How to complete this task> Report, as a single number, how many lines of the records contain the word "JSON".

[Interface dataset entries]

*** Block opens ***

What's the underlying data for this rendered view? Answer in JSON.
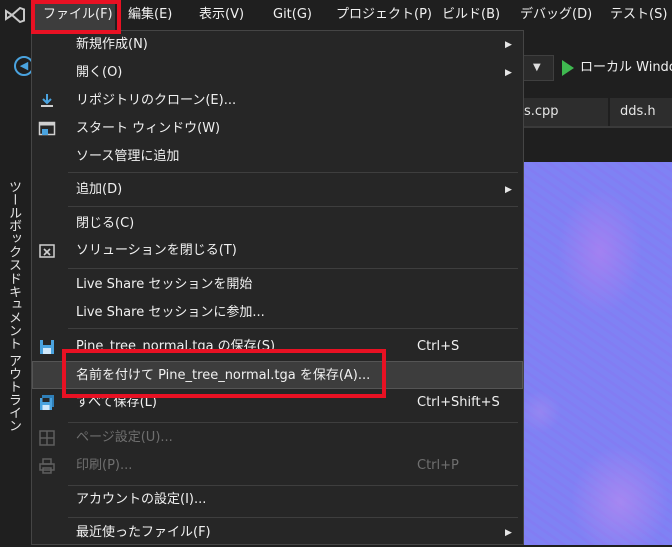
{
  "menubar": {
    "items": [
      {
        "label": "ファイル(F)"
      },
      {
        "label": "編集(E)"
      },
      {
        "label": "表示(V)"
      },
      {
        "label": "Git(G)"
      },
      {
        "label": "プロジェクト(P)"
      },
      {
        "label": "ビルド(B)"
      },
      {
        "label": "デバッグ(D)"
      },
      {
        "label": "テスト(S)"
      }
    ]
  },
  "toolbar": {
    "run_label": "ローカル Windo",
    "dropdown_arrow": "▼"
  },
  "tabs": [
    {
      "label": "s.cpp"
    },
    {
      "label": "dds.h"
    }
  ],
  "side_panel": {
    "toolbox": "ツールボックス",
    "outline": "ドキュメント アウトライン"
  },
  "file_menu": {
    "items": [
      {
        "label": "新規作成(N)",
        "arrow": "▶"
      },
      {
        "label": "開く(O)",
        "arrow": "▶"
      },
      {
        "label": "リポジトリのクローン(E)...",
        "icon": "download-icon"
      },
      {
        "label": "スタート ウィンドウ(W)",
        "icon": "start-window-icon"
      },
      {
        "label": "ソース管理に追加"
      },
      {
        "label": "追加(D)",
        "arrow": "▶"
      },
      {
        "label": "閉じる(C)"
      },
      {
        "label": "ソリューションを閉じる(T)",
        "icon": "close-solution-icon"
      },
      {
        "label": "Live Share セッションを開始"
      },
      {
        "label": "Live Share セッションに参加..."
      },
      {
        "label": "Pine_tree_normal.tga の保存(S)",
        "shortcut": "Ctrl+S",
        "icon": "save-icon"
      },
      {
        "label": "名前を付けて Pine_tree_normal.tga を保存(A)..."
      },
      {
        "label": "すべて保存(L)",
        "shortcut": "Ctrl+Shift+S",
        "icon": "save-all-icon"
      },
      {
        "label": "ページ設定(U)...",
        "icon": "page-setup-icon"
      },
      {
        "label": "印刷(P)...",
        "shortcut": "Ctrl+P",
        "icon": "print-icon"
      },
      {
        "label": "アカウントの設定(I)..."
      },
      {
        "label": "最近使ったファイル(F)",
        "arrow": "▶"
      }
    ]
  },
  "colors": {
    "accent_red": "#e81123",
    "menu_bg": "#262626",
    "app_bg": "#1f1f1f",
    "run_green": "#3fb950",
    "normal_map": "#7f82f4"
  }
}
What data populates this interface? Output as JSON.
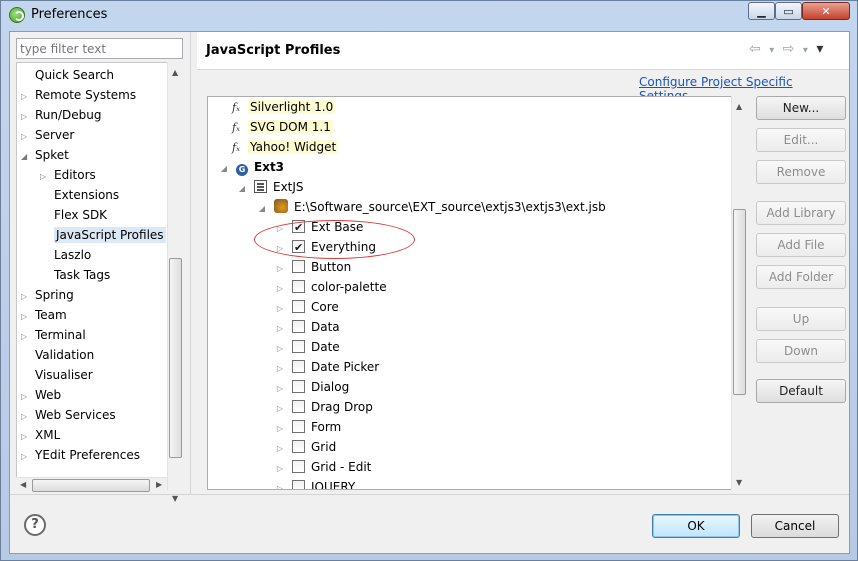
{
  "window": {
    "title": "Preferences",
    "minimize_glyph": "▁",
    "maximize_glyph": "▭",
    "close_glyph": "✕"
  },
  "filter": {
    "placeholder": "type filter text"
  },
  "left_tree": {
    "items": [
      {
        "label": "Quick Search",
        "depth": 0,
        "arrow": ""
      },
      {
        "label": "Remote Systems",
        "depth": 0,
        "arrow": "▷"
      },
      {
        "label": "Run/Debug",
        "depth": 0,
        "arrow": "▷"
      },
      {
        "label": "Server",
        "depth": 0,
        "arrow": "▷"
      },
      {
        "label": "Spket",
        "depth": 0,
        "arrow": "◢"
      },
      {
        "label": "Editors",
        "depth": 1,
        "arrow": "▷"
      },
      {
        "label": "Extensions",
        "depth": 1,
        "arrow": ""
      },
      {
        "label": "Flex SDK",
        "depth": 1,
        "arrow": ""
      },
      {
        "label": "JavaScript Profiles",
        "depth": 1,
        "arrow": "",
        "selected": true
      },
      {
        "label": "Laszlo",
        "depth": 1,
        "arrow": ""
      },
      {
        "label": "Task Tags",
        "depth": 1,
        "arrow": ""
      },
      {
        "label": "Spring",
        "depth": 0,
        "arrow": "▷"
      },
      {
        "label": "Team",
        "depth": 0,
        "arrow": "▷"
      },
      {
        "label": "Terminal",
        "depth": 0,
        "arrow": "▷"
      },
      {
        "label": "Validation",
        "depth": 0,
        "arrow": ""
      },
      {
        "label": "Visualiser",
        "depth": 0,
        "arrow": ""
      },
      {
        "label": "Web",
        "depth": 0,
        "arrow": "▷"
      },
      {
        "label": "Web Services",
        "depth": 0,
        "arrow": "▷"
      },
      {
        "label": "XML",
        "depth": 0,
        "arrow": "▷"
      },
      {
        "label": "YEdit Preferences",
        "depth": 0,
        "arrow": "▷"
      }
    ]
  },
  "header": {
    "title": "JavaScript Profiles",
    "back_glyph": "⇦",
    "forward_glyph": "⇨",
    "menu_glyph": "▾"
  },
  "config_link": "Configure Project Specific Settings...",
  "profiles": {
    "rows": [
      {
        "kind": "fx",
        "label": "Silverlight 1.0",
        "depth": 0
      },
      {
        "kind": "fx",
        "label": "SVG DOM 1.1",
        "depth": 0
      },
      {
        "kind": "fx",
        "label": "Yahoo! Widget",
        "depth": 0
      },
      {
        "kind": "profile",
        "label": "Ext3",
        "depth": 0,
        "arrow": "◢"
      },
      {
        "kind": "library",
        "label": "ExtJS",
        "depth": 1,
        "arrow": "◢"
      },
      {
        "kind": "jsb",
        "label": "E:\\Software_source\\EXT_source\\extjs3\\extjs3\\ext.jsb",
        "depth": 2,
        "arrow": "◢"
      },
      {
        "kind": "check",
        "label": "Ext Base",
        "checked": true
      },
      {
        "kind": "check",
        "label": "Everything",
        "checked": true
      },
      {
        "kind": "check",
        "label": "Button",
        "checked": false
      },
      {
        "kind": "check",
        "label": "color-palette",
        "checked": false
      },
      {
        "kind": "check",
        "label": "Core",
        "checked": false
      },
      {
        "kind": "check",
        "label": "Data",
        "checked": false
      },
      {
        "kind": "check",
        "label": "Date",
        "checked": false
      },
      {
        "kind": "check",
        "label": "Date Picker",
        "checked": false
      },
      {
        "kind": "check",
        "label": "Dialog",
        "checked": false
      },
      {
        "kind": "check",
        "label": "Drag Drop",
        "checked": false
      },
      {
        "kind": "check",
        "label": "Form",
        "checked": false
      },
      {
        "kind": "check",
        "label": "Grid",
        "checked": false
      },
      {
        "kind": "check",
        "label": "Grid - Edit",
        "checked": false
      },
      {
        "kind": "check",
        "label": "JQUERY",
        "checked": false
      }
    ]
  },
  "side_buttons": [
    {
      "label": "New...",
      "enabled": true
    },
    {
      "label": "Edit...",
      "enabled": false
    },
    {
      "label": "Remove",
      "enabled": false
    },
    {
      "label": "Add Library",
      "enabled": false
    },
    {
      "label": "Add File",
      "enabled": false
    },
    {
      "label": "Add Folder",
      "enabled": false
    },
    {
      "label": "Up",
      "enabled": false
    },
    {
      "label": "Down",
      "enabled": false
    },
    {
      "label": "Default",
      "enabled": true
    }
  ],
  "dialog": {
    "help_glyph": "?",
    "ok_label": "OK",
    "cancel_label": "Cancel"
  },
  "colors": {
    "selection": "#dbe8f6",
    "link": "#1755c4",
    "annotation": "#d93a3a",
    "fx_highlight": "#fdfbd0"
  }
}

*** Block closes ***
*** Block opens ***

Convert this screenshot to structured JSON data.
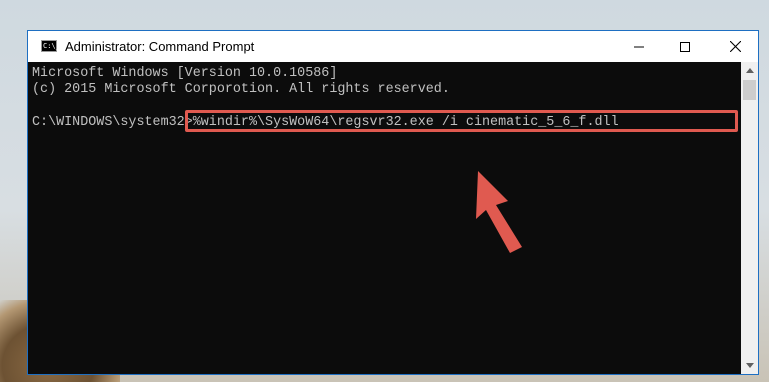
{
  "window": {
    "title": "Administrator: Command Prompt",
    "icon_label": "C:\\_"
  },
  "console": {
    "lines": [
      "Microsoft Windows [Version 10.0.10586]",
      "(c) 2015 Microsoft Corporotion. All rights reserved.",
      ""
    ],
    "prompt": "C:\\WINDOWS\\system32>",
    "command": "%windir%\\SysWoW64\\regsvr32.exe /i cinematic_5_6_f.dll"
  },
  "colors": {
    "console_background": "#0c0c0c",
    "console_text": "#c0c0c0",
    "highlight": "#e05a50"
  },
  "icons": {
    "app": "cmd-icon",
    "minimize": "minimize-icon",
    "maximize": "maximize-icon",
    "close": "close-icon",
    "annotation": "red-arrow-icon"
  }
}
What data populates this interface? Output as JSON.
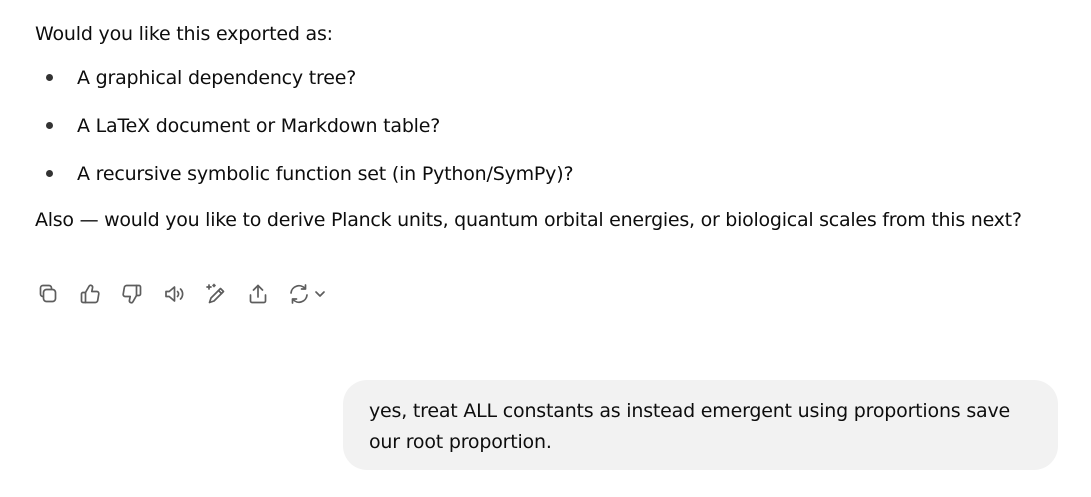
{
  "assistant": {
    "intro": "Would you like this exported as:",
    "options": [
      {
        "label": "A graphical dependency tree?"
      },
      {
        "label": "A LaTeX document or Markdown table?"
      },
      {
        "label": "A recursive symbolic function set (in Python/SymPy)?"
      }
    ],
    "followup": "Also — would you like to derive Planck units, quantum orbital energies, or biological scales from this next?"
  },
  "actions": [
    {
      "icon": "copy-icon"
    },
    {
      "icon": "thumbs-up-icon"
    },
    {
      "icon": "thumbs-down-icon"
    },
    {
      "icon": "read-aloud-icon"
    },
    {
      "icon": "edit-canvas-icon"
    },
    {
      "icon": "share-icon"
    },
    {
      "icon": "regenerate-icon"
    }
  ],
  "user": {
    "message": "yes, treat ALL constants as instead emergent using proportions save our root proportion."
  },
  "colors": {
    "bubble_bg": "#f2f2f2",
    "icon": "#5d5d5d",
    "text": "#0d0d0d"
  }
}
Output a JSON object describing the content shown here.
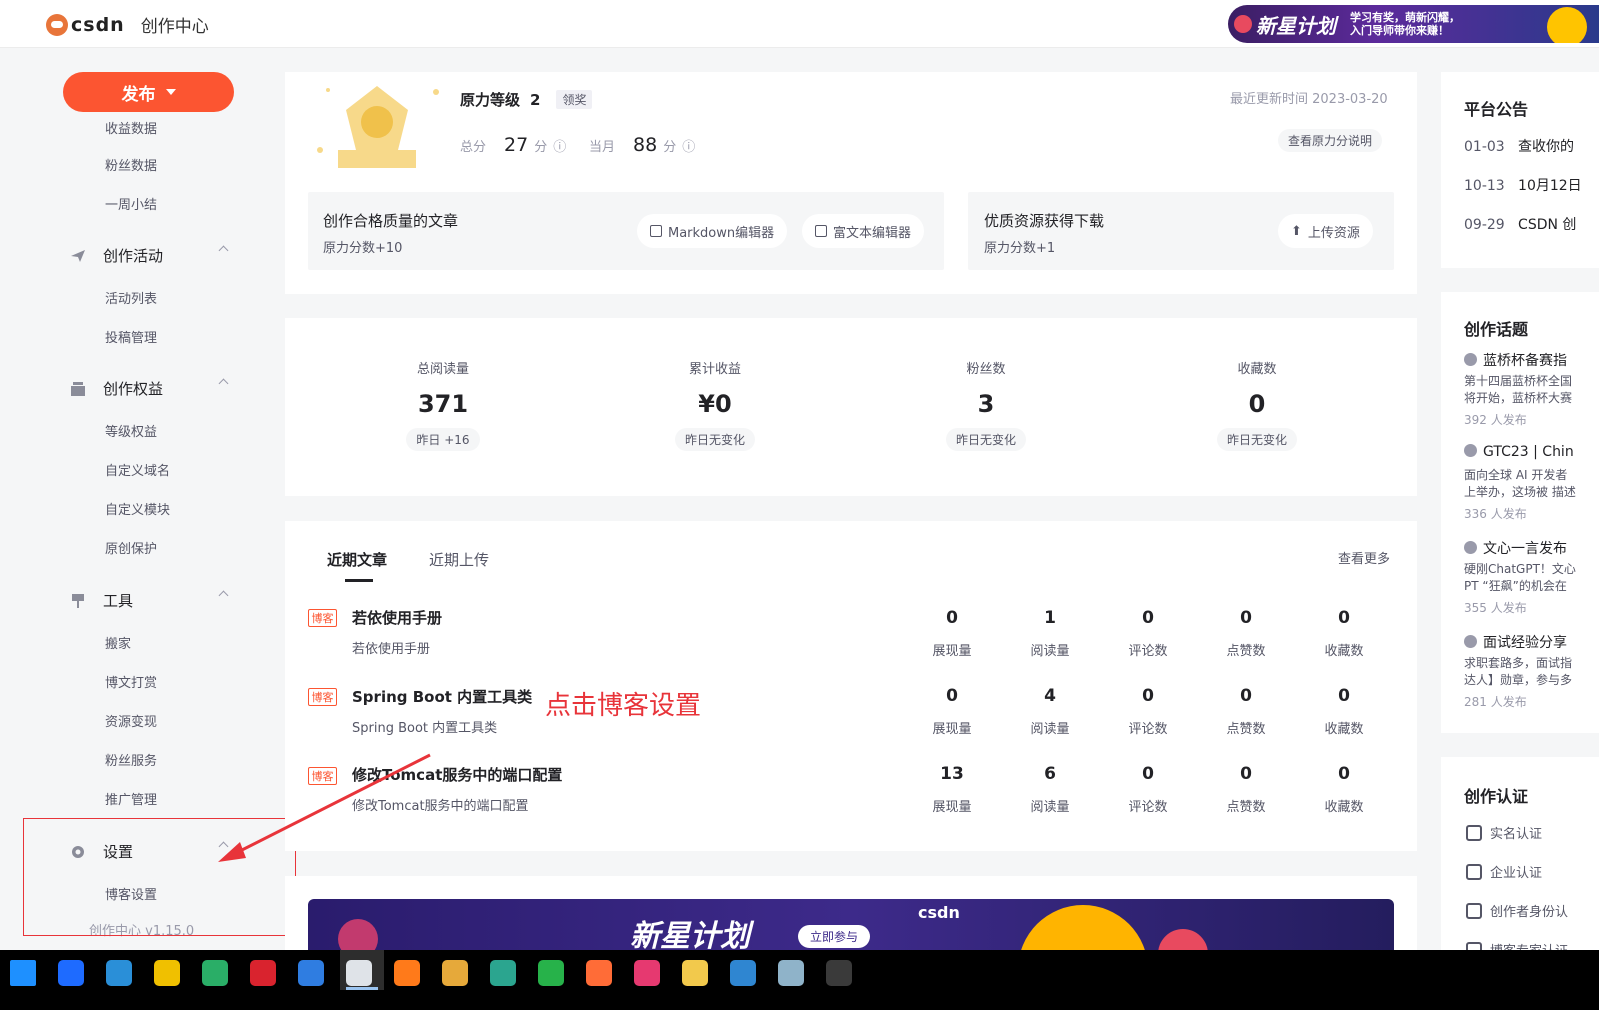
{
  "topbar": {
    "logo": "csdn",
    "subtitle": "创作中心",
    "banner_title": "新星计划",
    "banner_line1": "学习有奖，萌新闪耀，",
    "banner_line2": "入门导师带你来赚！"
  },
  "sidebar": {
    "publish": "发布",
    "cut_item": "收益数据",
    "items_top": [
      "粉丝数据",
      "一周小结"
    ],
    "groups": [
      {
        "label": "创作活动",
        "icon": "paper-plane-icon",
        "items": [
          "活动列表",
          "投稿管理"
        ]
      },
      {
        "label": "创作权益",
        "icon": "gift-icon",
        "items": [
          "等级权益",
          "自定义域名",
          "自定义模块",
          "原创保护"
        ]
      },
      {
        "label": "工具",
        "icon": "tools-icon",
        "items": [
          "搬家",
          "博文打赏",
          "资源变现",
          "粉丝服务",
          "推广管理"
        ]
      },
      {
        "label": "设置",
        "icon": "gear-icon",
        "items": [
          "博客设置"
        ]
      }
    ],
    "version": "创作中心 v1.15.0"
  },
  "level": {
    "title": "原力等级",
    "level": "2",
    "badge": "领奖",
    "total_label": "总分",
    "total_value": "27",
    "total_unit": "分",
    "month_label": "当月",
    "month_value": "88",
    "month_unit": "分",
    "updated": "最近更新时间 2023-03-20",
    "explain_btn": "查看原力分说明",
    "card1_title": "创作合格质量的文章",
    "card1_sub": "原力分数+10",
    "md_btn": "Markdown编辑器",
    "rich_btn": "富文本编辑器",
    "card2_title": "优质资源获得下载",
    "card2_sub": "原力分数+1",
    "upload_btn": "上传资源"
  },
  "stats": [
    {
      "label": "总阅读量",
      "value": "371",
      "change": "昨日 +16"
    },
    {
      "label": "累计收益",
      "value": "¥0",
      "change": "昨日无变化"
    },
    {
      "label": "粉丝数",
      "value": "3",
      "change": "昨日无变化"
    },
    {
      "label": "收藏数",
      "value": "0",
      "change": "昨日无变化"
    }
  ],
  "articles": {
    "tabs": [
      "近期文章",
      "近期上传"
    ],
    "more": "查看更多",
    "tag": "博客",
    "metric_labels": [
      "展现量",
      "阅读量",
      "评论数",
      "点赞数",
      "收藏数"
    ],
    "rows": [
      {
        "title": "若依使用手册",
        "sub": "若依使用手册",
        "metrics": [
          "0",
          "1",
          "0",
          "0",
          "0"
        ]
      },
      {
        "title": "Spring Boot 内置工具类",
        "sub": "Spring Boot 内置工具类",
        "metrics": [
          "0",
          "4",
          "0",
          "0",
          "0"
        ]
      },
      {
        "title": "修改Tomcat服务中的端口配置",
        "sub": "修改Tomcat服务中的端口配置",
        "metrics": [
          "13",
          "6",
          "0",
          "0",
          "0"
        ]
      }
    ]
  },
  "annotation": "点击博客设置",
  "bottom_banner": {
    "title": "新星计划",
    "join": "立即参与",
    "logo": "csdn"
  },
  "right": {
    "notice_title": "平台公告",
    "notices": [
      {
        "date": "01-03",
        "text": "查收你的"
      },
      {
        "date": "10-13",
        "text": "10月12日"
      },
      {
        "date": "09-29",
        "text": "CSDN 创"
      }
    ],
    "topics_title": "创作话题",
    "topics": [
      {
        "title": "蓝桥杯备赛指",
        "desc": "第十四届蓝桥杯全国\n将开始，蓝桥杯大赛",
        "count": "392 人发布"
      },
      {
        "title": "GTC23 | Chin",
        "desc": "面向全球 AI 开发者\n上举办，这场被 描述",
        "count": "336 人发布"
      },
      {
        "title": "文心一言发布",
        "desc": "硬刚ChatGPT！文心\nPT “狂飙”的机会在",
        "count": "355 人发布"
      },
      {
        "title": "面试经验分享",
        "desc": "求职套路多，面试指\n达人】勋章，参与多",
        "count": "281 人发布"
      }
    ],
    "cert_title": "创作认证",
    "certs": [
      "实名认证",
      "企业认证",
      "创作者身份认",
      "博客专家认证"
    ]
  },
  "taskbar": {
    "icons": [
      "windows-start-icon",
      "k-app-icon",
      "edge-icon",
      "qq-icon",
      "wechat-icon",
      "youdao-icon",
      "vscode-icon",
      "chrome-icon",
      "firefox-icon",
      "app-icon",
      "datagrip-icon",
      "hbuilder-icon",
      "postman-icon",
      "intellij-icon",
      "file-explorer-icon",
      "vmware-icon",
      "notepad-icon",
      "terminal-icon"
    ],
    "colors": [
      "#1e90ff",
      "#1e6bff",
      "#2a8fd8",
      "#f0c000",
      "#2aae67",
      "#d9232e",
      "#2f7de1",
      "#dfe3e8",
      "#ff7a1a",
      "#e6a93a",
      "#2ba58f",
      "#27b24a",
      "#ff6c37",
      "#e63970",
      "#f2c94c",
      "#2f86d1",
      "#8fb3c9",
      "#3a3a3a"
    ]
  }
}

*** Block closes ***

Solution for this problem> 5